So, what do you do to get your creative spark fired up?

I take a walk around our neighborhood or up to the beach.  I find that by the time I get back, I have a fresh perspective on what I’m currently working on.

Here are some other suggestions I found on the web:

Keep a journal and jot down ideas as they occur to you.


Take a media break.

Read a book.

Don’t be afraid to play.  Thomas Edison’s notebooks and Alexander Graham Bell’s prototypes suggest that they played while working. 

Take a break from your daily routine.

Try to think about things and look at the world around you in a different way. 

And finally—I like this one the best—dare to dream!


Rick Blechta said...

Terrific post, Tom! Thanks so much -- and there will be a response from me (as soon as I can write it.

Tanya said...

I second that this is a great post. Since my day job is as an editor, I struggle with making the shift from that more rational and logical type of brain function to the more open, more flexible perspective that is needed for creative writing. Your suggestions are helpful... I agree that physically moving to a different setting, even if only a different room or being outside, can prompt the muse.

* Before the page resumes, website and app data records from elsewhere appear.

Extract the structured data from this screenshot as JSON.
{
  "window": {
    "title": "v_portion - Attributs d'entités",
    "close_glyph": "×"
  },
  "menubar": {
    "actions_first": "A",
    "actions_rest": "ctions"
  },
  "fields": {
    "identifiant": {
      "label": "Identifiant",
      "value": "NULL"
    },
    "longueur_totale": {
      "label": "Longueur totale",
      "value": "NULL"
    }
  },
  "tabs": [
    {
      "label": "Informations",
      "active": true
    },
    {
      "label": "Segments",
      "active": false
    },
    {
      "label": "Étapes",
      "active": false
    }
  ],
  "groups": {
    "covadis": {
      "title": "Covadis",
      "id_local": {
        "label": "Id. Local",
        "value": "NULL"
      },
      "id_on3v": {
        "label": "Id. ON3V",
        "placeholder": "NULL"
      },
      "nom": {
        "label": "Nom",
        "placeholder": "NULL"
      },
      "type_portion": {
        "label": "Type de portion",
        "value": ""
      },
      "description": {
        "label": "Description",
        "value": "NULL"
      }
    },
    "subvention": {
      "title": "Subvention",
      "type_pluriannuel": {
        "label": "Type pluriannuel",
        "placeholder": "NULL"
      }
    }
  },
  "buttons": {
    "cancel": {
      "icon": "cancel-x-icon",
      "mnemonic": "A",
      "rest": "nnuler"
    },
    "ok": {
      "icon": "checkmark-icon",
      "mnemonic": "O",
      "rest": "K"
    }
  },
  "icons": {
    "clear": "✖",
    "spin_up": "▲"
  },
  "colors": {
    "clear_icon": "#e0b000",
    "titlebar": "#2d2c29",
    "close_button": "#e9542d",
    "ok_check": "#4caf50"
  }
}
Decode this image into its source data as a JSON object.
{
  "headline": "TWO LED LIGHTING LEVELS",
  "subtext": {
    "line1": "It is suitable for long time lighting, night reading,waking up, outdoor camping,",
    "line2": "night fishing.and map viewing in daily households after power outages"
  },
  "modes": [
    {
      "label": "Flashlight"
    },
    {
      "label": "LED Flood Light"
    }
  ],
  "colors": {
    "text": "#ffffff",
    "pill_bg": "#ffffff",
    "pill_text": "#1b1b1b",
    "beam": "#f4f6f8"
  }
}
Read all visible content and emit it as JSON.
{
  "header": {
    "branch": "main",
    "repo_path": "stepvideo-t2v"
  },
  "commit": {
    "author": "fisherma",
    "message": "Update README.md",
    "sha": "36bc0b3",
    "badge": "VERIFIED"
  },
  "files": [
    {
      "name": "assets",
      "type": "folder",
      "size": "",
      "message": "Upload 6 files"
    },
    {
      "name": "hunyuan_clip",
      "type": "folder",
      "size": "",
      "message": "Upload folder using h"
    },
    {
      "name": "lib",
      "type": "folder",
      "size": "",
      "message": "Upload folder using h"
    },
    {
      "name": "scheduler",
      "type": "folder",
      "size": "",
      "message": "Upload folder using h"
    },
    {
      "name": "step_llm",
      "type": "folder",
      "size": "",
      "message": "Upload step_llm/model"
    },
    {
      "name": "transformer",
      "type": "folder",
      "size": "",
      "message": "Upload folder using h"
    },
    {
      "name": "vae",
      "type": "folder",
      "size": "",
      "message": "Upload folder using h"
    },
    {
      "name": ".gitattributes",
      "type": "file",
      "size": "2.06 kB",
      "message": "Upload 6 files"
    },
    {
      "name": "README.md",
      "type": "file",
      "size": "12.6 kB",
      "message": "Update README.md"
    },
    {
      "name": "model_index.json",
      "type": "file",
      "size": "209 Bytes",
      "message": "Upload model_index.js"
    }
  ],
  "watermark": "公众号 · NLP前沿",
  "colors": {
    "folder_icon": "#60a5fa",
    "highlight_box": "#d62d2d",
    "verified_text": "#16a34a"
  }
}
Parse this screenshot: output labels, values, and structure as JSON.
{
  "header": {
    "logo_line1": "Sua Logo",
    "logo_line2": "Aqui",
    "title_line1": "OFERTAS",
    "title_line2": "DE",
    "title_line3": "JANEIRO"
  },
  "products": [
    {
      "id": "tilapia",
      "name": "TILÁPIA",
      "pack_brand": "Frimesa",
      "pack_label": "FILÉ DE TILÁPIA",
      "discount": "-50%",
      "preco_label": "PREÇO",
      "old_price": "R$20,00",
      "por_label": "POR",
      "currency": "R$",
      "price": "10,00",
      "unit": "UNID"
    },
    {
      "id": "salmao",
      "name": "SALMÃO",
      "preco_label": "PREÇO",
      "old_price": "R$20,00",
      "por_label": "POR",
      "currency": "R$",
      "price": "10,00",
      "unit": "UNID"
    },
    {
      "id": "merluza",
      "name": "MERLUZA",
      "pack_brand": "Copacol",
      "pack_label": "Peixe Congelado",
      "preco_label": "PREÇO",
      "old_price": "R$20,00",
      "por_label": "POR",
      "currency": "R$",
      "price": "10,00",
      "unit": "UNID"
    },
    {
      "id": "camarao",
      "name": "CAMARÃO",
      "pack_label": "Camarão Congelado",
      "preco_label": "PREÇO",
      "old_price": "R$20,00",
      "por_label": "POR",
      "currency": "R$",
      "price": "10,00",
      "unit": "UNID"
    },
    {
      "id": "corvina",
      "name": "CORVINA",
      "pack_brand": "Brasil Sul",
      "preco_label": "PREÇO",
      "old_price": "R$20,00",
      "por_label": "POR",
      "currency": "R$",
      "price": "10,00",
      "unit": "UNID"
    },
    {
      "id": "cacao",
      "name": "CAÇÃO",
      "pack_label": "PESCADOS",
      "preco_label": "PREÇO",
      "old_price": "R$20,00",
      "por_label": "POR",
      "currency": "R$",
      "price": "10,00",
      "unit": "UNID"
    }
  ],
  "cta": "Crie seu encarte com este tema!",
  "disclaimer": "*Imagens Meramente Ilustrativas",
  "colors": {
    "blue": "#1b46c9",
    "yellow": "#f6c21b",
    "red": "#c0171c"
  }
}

Many people seem to be able to think and write in busy, noisy settings such as coffeeshops, but that is way too much distraction for some of us. I need peace and quiet, and somewhere beautiful like a park, riverside, or a beach is great as long as no one else is close by.

Unknown said...

Thanks for sharing!! Your post reminded me of a great tale about Albert Einstein. It seems he hit a snag on his way to solving the theory of, he stepped away from his pencil and picked up his bow and fiddle. After practicing a violin part in something Mozart, his light bulb went off and VOILA! - E=mc2 came into be. Sometimes, I find that living in the ‘other side of the brain’ opens doorways we never knew existed.